*** Block opens ***

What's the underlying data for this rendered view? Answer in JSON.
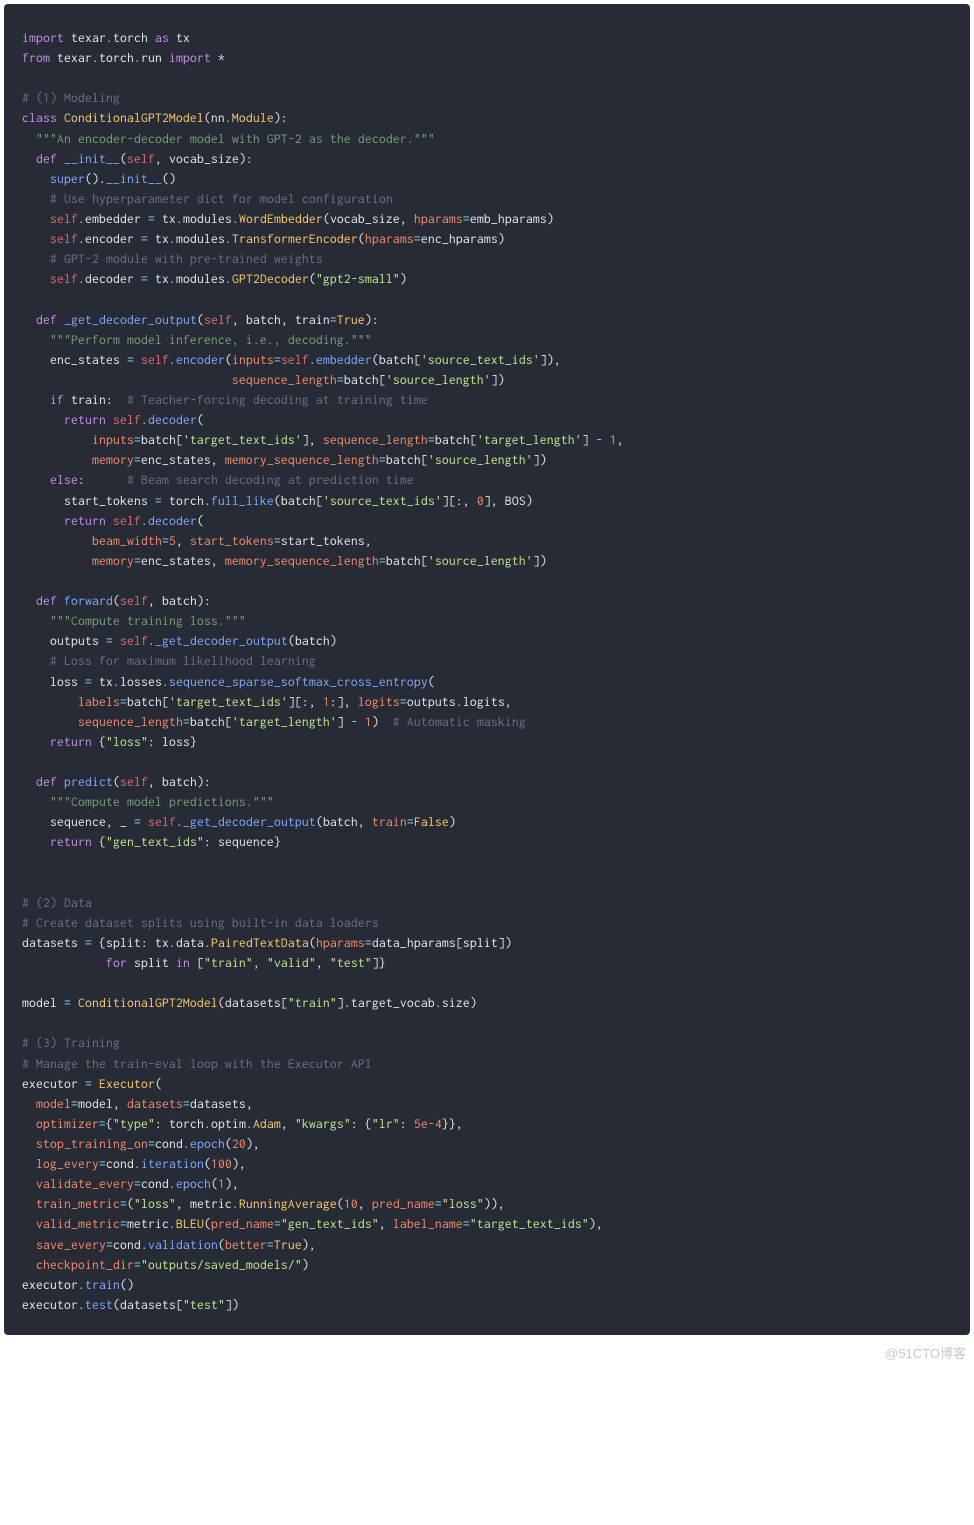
{
  "watermark": "@51CTO博客",
  "code": {
    "l01": {
      "kw1": "import",
      "id1": " texar",
      "op1": ".",
      "id2": "torch ",
      "kw2": "as",
      "id3": " tx"
    },
    "l02": {
      "kw1": "from",
      "id1": " texar",
      "op1": ".",
      "id2": "torch",
      "op2": ".",
      "id3": "run ",
      "kw2": "import",
      "id4": " *"
    },
    "l04": {
      "cmt": "# (1) Modeling"
    },
    "l05": {
      "kw": "class",
      "name": "ConditionalGPT2Model",
      "base1": "nn",
      "base2": "Module"
    },
    "l06": {
      "doc": "\"\"\"An encoder-decoder model with GPT-2 as the decoder.\"\"\""
    },
    "l07": {
      "kw": "def",
      "name": "__init__",
      "p1": "self",
      "p2": "vocab_size"
    },
    "l08": {
      "fn1": "super",
      "fn2": "__init__"
    },
    "l09": {
      "cmt": "# Use hyperparameter dict for model configuration"
    },
    "l10": {
      "lhs": "embedder",
      "m1": "tx",
      "m2": "modules",
      "m3": "WordEmbedder",
      "a1": "vocab_size",
      "kw": "hparams",
      "a2": "emb_hparams"
    },
    "l11": {
      "lhs": "encoder",
      "m1": "tx",
      "m2": "modules",
      "m3": "TransformerEncoder",
      "kw": "hparams",
      "a1": "enc_hparams"
    },
    "l12": {
      "cmt": "# GPT-2 module with pre-trained weights"
    },
    "l13": {
      "lhs": "decoder",
      "m1": "tx",
      "m2": "modules",
      "m3": "GPT2Decoder",
      "str": "\"gpt2-small\""
    },
    "l15": {
      "kw": "def",
      "name": "_get_decoder_output",
      "p1": "self",
      "p2": "batch",
      "p3": "train",
      "dv": "True"
    },
    "l16": {
      "doc": "\"\"\"Perform model inference, i.e., decoding.\"\"\""
    },
    "l17": {
      "lhs": "enc_states",
      "s": "self",
      "enc": "encoder",
      "kw1": "inputs",
      "emb": "embedder",
      "a1": "batch",
      "str1": "'source_text_ids'"
    },
    "l18": {
      "kw": "sequence_length",
      "a": "batch",
      "str": "'source_length'"
    },
    "l19": {
      "kw": "if",
      "id": "train",
      "cmt": "# Teacher-forcing decoding at training time"
    },
    "l20": {
      "kw": "return",
      "s": "self",
      "fn": "decoder"
    },
    "l21": {
      "kw1": "inputs",
      "a1": "batch",
      "str1": "'target_text_ids'",
      "kw2": "sequence_length",
      "a2": "batch",
      "str2": "'target_length'",
      "n": "1"
    },
    "l22": {
      "kw1": "memory",
      "id1": "enc_states",
      "kw2": "memory_sequence_length",
      "a": "batch",
      "str": "'source_length'"
    },
    "l23": {
      "kw": "else",
      "cmt": "# Beam search decoding at prediction time"
    },
    "l24": {
      "lhs": "start_tokens",
      "m1": "torch",
      "fn": "full_like",
      "a": "batch",
      "str": "'source_text_ids'",
      "n": "0",
      "id2": "BOS"
    },
    "l25": {
      "kw": "return",
      "s": "self",
      "fn": "decoder"
    },
    "l26": {
      "kw1": "beam_width",
      "n": "5",
      "kw2": "start_tokens",
      "id": "start_tokens"
    },
    "l27": {
      "kw1": "memory",
      "id1": "enc_states",
      "kw2": "memory_sequence_length",
      "a": "batch",
      "str": "'source_length'"
    },
    "l29": {
      "kw": "def",
      "name": "forward",
      "p1": "self",
      "p2": "batch"
    },
    "l30": {
      "doc": "\"\"\"Compute training loss.\"\"\""
    },
    "l31": {
      "lhs": "outputs",
      "s": "self",
      "fn": "_get_decoder_output",
      "a": "batch"
    },
    "l32": {
      "cmt": "# Loss for maximum likelihood learning"
    },
    "l33": {
      "lhs": "loss",
      "m1": "tx",
      "m2": "losses",
      "fn": "sequence_sparse_softmax_cross_entropy"
    },
    "l34": {
      "kw1": "labels",
      "a1": "batch",
      "str1": "'target_text_ids'",
      "n": "1",
      "kw2": "logits",
      "id2": "outputs",
      "attr": "logits"
    },
    "l35": {
      "kw": "sequence_length",
      "a": "batch",
      "str": "'target_length'",
      "n": "1",
      "cmt": "# Automatic masking"
    },
    "l36": {
      "kw": "return",
      "str": "\"loss\"",
      "id": "loss"
    },
    "l38": {
      "kw": "def",
      "name": "predict",
      "p1": "self",
      "p2": "batch"
    },
    "l39": {
      "doc": "\"\"\"Compute model predictions.\"\"\""
    },
    "l40": {
      "lhs1": "sequence",
      "lhs2": "_",
      "s": "self",
      "fn": "_get_decoder_output",
      "a": "batch",
      "kw": "train",
      "dv": "False"
    },
    "l41": {
      "kw": "return",
      "str": "\"gen_text_ids\"",
      "id": "sequence"
    },
    "l44": {
      "cmt": "# (2) Data"
    },
    "l45": {
      "cmt": "# Create dataset splits using built-in data loaders"
    },
    "l46": {
      "lhs": "datasets",
      "id1": "split",
      "m1": "tx",
      "m2": "data",
      "cls": "PairedTextData",
      "kw": "hparams",
      "id2": "data_hparams",
      "id3": "split"
    },
    "l47": {
      "kw1": "for",
      "id": "split",
      "kw2": "in",
      "s1": "\"train\"",
      "s2": "\"valid\"",
      "s3": "\"test\""
    },
    "l49": {
      "lhs": "model",
      "cls": "ConditionalGPT2Model",
      "id": "datasets",
      "str": "\"train\"",
      "a1": "target_vocab",
      "a2": "size"
    },
    "l51": {
      "cmt": "# (3) Training"
    },
    "l52": {
      "cmt": "# Manage the train-eval loop with the Executor API"
    },
    "l53": {
      "lhs": "executor",
      "cls": "Executor"
    },
    "l54": {
      "kw1": "model",
      "id1": "model",
      "kw2": "datasets",
      "id2": "datasets"
    },
    "l55": {
      "kw1": "optimizer",
      "s1": "\"type\"",
      "m1": "torch",
      "m2": "optim",
      "cls": "Adam",
      "s2": "\"kwargs\"",
      "s3": "\"lr\"",
      "n": "5e-4"
    },
    "l56": {
      "kw": "stop_training_on",
      "id": "cond",
      "fn": "epoch",
      "n": "20"
    },
    "l57": {
      "kw": "log_every",
      "id": "cond",
      "fn": "iteration",
      "n": "100"
    },
    "l58": {
      "kw": "validate_every",
      "id": "cond",
      "fn": "epoch",
      "n": "1"
    },
    "l59": {
      "kw": "train_metric",
      "s": "\"loss\"",
      "id": "metric",
      "cls": "RunningAverage",
      "n": "10",
      "kw2": "pred_name",
      "s2": "\"loss\""
    },
    "l60": {
      "kw": "valid_metric",
      "id": "metric",
      "cls": "BLEU",
      "kw2": "pred_name",
      "s2": "\"gen_text_ids\"",
      "kw3": "label_name",
      "s3": "\"target_text_ids\""
    },
    "l61": {
      "kw": "save_every",
      "id": "cond",
      "fn": "validation",
      "kw2": "better",
      "dv": "True"
    },
    "l62": {
      "kw": "checkpoint_dir",
      "str": "\"outputs/saved_models/\""
    },
    "l63": {
      "id": "executor",
      "fn": "train"
    },
    "l64": {
      "id": "executor",
      "fn": "test",
      "a": "datasets",
      "str": "\"test\""
    }
  }
}
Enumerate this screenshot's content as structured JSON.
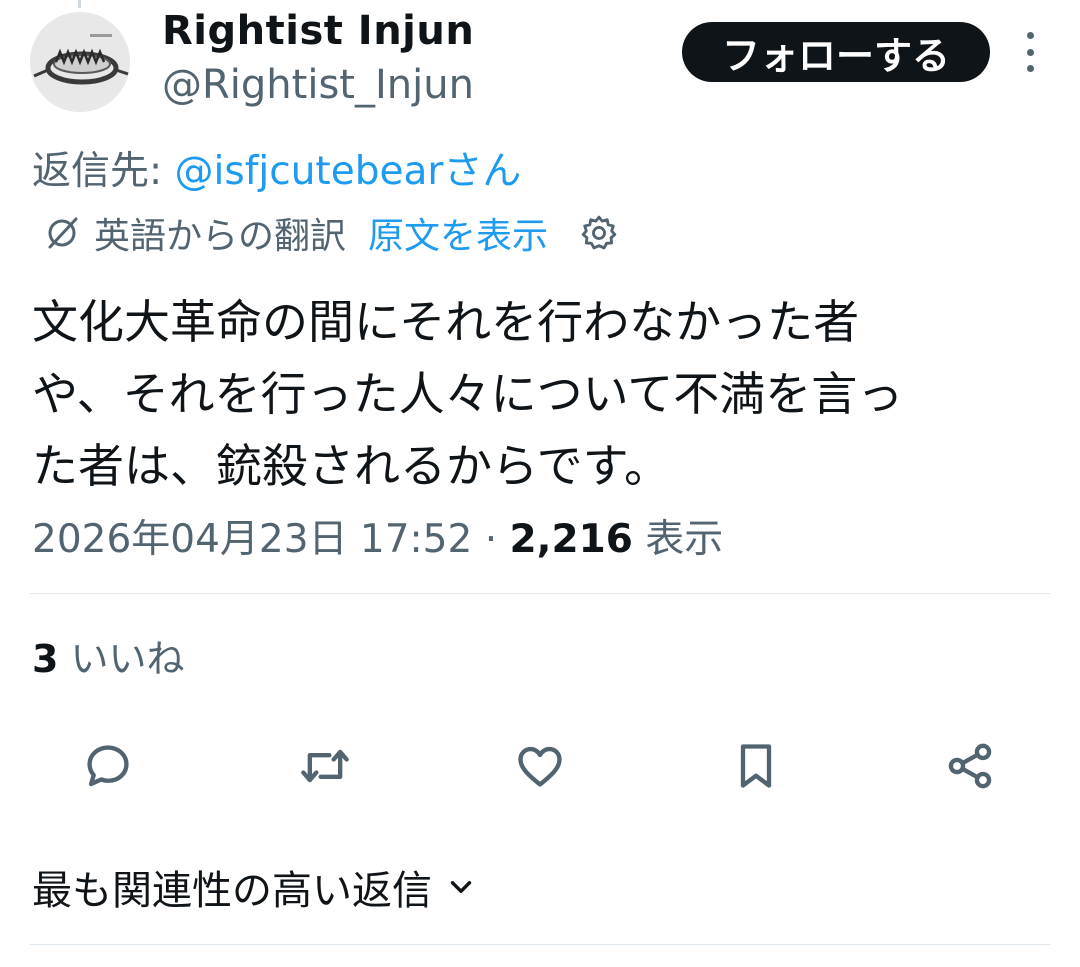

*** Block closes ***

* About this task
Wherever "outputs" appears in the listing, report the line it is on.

* Output of the task
      "lhs": "outputs",
      "id2": "outputs",
      "str": "\"outputs/saved_models/\""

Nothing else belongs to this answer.